▶ [SUPPLIED MATERIAL]:

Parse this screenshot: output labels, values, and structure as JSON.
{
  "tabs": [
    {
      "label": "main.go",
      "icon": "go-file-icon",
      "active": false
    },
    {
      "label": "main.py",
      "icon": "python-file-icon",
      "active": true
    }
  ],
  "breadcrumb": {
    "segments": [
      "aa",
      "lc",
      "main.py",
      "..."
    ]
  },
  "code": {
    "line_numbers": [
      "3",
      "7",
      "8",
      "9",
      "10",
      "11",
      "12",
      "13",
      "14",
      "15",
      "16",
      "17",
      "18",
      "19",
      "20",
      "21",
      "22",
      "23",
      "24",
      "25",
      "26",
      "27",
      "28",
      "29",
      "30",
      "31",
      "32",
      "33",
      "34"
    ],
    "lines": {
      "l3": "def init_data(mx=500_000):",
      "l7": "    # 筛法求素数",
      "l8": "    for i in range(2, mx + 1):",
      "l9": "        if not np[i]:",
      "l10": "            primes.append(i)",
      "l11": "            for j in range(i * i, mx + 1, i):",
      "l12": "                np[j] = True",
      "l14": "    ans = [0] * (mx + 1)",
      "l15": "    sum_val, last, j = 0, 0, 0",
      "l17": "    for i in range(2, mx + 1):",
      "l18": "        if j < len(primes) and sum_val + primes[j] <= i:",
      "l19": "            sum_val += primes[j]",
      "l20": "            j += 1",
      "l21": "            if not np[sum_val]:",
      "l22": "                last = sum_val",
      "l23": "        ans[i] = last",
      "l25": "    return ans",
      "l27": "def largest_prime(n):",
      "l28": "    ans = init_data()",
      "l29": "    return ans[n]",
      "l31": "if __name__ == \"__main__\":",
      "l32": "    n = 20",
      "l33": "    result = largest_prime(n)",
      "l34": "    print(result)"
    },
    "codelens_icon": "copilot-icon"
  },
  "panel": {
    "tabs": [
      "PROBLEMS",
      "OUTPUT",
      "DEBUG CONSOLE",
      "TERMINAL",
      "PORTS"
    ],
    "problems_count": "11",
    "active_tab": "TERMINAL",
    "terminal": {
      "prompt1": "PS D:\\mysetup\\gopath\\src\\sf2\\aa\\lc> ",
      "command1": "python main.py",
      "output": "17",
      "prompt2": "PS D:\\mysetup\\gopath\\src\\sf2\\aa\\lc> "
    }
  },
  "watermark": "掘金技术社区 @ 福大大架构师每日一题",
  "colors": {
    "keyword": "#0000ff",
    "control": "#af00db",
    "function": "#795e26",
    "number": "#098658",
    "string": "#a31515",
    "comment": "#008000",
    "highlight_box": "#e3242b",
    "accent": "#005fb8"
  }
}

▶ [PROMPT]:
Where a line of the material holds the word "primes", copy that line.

▶ [RESULT OF THE TASK]:
      "l10": "            primes.append(i)",
      "l18": "        if j < len(primes) and sum_val + primes[j] <= i:",
      "l19": "            sum_val += primes[j]",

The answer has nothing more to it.